Cows’ milk allergy (CMA), also called cows’ milk protein allergy, is one of the most common childhood food allergies. It is estimated to affect around 7% of babies under 1, though most children grow out of it by the age of 5.
When do babies outgrow milk protein allergy?
Typically, a milk allergy goes away on its own by the time a child is 3 to 5 years old, but some kids never outgrow it. A milk allergy is not the same thing as lactose intolerance, the inability to digest the sugar lactose, which is rare in infants and more common among older kids and adults.
Do babies grow out of milk protein intolerance?
Many babies grow out of their sensitivity, so even if your baby is affected you may be able to add dairy back into your diet as your baby gets older. Some mothers wait until their baby has weaned to reintroduce dairy to their diet.
How common is milk protein intolerance in babies?
How common is milk protein intolerance in babies? According to Moss, milk protein intolerance is “very uncommon.” It’s most common, though, in kids under the age of 3. By 3 years old, 80 percent of kids with milk protein intolerance have outgrown it and can tolerate dairy products without problems.
What does baby poop look like with milk allergy?
Your baby’s stools may be loose and watery. They may also appear bulky or frothy. They can even be acidic, which means you may notice diaper rash from your baby’s skin becoming irritated.
How do I know if my baby is sensitive to dairy?
Symptoms of milk allergies in babies include:
- Frequent spitting up.
- Signs of abdominal pain, or colic-like symptoms, such as excessive crying and irritability (especially after feedings)
- Blood in stool.
- A scaly skin rash.
- Coughing or wheezing.
What do you feed a baby with a milk protein allergy?
If you are bottle-feeding your infant, and they have a cows’ milk protein allergy, your doctor can recommend a hypoallergenic, cows’ milk protein-free formula. Extensively hydrolysed formulas (eHFs): About 90% of infants with a cows’ milk protein allergy can tolerate extensively hydrolysed formulas.
How do you test a baby for milk protein allergy?
The allergist might do skin testing. In skin testing, the doctor or nurse will place a tiny bit of milk protein on the skin, then make a small scratch on the skin.

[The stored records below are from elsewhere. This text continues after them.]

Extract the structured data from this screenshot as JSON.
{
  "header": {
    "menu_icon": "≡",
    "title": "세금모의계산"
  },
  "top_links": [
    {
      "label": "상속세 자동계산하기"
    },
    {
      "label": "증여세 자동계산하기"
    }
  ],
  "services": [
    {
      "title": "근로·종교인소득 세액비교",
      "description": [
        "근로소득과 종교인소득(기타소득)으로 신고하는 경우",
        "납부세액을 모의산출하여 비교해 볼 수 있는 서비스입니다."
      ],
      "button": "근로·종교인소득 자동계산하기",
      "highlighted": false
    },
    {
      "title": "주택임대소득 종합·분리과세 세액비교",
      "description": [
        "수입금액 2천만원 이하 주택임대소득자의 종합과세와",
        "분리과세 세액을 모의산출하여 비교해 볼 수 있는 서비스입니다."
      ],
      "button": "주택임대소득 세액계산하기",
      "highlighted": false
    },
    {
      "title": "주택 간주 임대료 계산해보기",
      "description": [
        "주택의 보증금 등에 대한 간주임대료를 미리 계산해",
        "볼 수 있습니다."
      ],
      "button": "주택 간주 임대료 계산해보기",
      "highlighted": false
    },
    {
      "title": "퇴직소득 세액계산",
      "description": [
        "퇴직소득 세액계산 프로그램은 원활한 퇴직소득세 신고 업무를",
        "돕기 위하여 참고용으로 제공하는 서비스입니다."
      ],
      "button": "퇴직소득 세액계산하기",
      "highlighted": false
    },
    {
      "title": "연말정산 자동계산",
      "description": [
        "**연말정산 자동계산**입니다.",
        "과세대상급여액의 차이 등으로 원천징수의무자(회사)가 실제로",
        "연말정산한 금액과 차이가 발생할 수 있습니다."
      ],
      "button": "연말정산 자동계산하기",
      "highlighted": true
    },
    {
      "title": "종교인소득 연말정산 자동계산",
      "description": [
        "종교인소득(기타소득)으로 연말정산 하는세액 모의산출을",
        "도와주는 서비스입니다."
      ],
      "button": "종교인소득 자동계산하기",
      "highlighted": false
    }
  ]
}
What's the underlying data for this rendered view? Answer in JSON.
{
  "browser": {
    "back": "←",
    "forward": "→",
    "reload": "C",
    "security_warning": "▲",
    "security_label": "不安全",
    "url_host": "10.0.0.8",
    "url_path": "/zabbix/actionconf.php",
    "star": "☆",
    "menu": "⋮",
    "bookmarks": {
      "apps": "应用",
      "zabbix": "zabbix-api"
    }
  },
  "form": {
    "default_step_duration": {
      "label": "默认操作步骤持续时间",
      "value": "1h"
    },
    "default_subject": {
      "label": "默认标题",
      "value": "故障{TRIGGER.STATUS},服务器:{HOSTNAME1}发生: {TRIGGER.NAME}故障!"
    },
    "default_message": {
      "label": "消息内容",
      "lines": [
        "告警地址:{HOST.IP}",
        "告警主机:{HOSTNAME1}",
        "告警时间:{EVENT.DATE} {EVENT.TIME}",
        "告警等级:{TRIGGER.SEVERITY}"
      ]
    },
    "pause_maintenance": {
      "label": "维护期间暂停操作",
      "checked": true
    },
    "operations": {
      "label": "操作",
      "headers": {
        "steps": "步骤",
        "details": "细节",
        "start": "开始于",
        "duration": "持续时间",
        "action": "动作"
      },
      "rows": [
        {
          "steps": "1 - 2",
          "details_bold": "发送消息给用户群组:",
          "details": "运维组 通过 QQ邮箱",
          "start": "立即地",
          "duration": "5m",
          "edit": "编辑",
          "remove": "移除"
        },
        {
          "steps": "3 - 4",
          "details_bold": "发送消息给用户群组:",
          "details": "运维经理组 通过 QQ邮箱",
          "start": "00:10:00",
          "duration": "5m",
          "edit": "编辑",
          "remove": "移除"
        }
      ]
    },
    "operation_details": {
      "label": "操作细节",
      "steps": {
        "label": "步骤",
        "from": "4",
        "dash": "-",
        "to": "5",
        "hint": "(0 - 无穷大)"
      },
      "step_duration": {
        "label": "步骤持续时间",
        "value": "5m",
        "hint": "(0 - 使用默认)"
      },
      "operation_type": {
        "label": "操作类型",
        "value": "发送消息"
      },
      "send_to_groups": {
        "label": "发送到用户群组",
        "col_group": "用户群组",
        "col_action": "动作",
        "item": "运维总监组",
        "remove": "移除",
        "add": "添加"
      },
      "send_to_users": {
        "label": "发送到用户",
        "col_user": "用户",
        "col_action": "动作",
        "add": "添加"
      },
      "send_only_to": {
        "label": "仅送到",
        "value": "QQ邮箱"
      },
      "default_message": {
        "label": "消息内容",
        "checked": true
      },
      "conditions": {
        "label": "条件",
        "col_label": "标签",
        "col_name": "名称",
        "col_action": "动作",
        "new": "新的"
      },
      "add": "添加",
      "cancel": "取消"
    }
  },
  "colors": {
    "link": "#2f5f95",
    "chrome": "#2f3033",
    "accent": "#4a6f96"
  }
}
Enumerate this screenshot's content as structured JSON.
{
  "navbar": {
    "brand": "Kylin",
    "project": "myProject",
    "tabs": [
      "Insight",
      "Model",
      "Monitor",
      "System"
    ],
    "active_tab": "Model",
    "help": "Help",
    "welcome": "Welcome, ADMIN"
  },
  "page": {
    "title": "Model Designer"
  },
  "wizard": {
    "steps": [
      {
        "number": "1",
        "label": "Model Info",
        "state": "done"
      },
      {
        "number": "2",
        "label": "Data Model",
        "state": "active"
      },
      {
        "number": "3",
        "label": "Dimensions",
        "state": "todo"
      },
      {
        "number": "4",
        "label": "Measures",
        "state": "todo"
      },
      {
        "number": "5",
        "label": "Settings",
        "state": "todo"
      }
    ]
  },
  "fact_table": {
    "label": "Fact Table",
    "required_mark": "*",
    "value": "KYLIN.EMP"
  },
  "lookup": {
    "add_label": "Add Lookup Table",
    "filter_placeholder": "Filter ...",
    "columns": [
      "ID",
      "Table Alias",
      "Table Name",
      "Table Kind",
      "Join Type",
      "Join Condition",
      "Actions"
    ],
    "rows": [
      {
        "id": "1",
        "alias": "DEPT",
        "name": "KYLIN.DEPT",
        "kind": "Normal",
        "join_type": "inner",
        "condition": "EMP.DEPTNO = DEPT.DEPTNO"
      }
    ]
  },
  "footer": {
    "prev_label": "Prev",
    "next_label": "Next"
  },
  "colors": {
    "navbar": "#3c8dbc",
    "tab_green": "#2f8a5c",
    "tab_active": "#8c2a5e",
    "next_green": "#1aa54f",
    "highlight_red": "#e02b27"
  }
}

If your child reacts to the allergen, the skin will swell a little in that area like an insect bite.
What is the difference between milk allergy and milk intolerance?
They’re not the same thing. Lactose intolerance is when you can’t digest lactose, the sugar found in dairy products. You’ll often get symptoms like stomach pain, gas, and diarrhea. With a milk allergy, the symptoms affect more than just your digestive tract.
What causes protein intolerance in babies?
Dietary protein intolerance (DPI) is when a child cannot properly digest specific proteins in the foods they eat. The most common proteins that cause this problem are in cow’s milk and soy foods. DPI is common in children, especially babies, and may run in families.
When does cow’s milk allergy start?
The symptoms typically develop from two hours after consumption but can take up to 72 hours. If cow’s milk continues to be consumed in the diet, the immune system will continue to produce such symptoms over days or even weeks. How quickly or slowly symptoms appear will help to identify the type of reaction.
How do I introduce milk to my baby with a milk allergy?
Introduce Cow’s Milk as a Beverage – Like any other food, cow’s milk may not be accepted by your child right away. To help with the transition, you can try mixing it into a more familiar milk, like breastmilk or formula, and let them drink from a bottle, sippy cup, or regular cup.